**WHAT IS EXPECTED:** Given the records below, pull every line with the word "respuestas" into the answer.
==============================
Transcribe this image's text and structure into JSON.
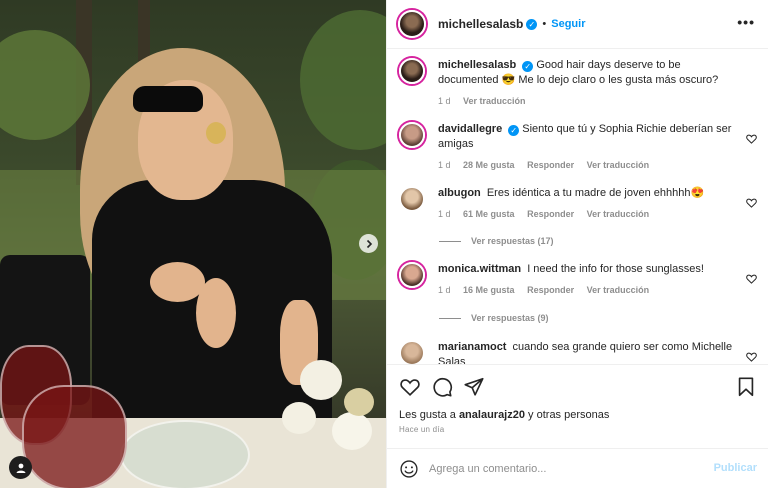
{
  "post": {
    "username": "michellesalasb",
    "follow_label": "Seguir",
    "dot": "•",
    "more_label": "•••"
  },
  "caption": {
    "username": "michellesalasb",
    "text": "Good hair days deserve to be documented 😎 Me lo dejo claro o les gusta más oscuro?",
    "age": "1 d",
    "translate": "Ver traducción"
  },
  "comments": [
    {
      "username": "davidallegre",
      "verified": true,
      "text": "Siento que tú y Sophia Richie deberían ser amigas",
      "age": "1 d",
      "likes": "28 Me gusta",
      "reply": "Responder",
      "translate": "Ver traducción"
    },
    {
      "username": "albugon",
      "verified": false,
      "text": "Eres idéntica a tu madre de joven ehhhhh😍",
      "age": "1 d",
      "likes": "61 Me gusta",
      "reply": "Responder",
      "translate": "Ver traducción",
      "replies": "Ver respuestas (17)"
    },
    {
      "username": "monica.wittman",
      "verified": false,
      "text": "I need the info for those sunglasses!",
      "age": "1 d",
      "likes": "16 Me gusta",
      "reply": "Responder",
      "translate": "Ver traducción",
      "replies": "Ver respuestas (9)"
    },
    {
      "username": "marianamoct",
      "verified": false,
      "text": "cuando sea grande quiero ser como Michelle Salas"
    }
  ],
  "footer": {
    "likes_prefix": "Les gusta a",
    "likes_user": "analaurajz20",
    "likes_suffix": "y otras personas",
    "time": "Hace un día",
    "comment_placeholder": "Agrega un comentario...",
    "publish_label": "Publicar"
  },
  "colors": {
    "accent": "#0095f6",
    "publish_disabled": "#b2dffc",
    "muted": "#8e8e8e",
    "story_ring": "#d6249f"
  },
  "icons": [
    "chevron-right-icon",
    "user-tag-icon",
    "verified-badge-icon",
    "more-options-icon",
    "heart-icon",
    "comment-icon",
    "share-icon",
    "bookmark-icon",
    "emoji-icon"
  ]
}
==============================
**SOLUTION TO THIS EXERCISE:**
      "replies": "Ver respuestas (17)"
      "replies": "Ver respuestas (9)"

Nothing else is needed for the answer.